**WORK TO BE COMPLETED**
Wherever the word "Users" shows up in the data, report the line it sits in.

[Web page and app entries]
****

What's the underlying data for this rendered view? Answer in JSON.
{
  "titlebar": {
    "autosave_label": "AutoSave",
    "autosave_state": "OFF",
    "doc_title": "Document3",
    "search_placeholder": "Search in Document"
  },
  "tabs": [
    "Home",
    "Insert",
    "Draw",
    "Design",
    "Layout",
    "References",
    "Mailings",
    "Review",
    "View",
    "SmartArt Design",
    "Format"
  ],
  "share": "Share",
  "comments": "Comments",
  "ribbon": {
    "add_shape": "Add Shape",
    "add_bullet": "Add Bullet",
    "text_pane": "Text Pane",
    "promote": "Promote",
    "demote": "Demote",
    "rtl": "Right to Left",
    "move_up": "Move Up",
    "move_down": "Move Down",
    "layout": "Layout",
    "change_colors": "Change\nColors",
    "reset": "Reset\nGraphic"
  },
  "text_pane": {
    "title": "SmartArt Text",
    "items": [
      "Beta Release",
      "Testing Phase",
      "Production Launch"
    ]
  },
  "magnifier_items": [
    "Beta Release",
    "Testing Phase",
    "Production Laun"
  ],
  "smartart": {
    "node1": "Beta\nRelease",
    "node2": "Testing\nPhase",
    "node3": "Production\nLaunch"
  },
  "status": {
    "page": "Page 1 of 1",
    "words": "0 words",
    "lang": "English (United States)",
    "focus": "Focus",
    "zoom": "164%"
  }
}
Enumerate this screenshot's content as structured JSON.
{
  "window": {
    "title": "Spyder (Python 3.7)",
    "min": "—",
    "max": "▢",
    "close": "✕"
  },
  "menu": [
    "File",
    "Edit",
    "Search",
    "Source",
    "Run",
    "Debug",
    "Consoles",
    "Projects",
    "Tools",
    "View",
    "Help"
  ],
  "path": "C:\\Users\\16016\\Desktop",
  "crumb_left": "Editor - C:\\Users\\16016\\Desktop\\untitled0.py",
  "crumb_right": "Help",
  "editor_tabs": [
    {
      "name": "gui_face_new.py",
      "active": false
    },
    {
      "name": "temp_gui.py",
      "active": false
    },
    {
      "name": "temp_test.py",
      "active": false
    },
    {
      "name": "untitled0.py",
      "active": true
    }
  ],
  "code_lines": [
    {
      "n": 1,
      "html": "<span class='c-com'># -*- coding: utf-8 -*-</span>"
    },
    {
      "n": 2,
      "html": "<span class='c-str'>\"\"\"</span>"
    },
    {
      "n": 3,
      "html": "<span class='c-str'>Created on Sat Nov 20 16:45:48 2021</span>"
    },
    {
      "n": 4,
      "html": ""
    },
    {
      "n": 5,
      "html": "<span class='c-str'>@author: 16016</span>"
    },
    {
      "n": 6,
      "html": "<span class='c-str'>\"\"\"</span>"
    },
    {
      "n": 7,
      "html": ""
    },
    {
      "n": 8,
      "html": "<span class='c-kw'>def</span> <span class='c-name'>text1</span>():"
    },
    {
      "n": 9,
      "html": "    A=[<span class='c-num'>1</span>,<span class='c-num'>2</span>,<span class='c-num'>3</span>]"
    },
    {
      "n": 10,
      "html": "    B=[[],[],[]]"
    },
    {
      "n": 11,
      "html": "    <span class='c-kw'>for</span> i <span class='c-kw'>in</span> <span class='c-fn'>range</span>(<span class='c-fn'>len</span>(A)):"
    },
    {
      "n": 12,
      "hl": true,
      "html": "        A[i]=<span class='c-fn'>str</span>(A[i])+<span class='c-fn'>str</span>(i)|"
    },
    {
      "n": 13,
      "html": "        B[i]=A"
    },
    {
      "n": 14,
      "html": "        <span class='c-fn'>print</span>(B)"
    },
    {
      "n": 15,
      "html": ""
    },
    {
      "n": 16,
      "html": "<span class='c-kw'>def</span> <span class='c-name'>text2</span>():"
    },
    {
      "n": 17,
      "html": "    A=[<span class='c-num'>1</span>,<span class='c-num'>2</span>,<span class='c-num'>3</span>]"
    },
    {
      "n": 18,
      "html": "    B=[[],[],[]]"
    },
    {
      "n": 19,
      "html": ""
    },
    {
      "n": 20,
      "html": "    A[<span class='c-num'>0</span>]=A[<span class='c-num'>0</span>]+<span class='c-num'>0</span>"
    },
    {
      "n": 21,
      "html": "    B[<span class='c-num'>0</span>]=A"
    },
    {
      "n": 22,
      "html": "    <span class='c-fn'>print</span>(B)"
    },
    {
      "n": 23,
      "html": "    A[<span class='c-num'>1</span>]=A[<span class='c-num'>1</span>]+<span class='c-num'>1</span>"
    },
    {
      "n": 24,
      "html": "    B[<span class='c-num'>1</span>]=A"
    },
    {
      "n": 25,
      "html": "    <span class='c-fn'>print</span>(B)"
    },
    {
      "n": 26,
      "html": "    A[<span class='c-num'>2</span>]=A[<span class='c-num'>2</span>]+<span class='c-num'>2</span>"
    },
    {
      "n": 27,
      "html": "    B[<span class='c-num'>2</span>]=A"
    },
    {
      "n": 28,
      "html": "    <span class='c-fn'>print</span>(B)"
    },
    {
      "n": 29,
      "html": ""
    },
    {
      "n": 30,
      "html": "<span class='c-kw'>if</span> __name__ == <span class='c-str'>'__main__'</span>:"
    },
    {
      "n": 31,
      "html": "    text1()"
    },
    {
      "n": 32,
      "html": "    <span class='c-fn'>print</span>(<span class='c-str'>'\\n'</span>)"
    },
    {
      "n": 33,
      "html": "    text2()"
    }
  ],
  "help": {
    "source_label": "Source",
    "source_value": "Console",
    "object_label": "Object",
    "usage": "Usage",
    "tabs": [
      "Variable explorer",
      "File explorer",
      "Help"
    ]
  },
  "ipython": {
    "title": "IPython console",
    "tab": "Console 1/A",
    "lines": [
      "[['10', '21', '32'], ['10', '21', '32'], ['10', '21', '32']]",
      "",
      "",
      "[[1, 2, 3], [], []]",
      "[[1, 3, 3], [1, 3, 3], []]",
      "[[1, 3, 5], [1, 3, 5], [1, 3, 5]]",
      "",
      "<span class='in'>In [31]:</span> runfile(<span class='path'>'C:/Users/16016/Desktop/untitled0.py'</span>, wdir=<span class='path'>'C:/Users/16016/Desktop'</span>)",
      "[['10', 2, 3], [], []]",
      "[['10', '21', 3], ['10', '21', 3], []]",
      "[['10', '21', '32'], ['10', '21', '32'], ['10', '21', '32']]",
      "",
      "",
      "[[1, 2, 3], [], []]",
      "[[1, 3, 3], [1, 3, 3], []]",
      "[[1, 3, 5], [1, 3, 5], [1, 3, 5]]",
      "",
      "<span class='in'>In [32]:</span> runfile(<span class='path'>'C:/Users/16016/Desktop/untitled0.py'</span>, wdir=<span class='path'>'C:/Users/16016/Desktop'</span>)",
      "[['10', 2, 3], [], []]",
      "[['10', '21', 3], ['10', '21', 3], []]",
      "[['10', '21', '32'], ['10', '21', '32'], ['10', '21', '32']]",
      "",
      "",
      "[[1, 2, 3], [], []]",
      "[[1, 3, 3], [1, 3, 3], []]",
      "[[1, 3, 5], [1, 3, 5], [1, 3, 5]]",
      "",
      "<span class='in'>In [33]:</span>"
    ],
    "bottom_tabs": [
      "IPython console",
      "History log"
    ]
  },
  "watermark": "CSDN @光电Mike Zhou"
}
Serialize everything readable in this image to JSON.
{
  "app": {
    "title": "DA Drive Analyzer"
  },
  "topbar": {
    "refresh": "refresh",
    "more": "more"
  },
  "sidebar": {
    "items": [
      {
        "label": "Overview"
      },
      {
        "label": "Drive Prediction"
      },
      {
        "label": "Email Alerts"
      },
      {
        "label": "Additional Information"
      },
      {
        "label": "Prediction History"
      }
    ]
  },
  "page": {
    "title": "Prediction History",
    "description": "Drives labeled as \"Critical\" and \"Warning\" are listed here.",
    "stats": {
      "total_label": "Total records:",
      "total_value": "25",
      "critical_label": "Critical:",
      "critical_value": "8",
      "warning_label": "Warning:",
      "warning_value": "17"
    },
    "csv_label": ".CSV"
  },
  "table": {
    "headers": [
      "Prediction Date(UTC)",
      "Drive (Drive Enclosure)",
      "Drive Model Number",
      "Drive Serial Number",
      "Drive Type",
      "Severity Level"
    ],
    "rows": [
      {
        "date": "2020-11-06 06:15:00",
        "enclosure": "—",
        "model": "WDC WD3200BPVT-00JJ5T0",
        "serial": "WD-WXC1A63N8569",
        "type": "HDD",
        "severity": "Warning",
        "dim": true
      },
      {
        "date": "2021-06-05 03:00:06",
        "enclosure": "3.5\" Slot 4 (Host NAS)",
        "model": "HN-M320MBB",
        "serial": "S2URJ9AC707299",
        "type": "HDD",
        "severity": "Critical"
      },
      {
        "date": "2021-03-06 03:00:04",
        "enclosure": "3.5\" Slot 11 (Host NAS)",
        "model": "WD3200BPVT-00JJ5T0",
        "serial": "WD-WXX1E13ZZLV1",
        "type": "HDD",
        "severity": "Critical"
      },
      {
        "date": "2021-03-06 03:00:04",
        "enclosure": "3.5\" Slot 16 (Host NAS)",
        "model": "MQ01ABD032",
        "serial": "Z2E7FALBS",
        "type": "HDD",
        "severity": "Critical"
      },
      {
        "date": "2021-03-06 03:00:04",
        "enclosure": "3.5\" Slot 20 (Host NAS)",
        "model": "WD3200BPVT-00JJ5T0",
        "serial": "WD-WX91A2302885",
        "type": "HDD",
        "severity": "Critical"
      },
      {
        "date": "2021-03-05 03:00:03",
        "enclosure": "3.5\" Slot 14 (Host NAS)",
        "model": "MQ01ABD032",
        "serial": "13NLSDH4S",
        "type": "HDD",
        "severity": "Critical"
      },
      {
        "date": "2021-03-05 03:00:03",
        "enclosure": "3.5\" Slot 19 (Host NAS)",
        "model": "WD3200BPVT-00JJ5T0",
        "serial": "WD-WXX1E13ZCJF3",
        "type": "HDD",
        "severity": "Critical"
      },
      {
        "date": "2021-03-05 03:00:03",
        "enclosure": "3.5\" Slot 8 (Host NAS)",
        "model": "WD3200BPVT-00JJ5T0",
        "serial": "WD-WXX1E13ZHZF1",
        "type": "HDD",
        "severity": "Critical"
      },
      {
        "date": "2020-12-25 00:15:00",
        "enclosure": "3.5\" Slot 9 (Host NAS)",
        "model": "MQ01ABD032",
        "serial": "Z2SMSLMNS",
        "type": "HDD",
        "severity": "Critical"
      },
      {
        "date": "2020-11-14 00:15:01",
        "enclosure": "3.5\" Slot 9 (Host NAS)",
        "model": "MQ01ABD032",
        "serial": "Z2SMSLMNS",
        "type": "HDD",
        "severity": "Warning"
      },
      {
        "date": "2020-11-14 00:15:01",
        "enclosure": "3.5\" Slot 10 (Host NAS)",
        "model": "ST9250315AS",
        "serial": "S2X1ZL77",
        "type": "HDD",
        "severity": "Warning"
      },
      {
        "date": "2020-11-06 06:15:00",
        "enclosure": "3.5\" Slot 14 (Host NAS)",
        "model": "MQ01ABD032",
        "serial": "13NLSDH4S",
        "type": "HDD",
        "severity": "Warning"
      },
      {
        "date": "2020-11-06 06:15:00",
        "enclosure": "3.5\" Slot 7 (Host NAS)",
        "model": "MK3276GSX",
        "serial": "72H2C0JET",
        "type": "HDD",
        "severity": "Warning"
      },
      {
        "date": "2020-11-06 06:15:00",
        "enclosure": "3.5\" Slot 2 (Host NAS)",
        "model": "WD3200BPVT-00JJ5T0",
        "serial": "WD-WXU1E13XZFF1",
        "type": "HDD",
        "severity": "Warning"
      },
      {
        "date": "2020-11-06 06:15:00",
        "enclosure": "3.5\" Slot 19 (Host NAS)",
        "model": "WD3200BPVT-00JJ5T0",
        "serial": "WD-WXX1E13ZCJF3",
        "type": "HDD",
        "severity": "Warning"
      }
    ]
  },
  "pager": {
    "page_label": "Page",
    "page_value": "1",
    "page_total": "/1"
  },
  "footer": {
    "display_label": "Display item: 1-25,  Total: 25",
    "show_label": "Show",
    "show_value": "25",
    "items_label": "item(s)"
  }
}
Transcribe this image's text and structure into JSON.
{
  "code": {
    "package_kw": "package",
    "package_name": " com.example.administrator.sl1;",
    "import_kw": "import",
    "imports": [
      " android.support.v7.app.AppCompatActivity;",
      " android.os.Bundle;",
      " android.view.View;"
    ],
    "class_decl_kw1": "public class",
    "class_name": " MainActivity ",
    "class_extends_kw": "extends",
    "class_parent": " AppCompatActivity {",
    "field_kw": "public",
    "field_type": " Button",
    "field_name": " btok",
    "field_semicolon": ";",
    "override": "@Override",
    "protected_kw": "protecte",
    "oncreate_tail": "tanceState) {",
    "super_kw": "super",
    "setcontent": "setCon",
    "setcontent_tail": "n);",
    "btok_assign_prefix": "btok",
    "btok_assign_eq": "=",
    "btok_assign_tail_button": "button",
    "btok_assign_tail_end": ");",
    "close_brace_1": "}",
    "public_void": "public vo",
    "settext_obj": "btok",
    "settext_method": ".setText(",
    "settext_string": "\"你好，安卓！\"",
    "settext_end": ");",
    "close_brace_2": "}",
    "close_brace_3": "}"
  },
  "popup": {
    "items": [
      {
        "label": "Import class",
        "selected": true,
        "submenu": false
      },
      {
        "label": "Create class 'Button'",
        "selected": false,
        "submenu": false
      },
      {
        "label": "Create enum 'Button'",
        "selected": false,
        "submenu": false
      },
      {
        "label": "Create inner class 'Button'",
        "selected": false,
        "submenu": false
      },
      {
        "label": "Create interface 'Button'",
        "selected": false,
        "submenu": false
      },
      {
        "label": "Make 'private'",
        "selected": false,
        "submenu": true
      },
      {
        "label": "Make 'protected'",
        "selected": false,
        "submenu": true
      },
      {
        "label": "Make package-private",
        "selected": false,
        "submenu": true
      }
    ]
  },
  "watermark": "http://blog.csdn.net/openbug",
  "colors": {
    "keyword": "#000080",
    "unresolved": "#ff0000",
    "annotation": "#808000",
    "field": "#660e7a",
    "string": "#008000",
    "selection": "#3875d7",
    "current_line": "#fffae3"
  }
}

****

**WRITTEN REPLY**
  "path": "C:\\Users\\16016\\Desktop",
  "crumb_left": "Editor - C:\\Users\\16016\\Desktop\\untitled0.py",
      "<span class='in'>In [31]:</span> runfile(<span class='path'>'C:/Users/16016/Desktop/untitled0.py'</span>, wdir=<span class='path'>'C:/Users/16016/Desktop'</span>)",
      "<span class='in'>In [32]:</span> runfile(<span class='path'>'C:/Users/16016/Desktop/untitled0.py'</span>, wdir=<span class='path'>'C:/Users/16016/Desktop'</span>)",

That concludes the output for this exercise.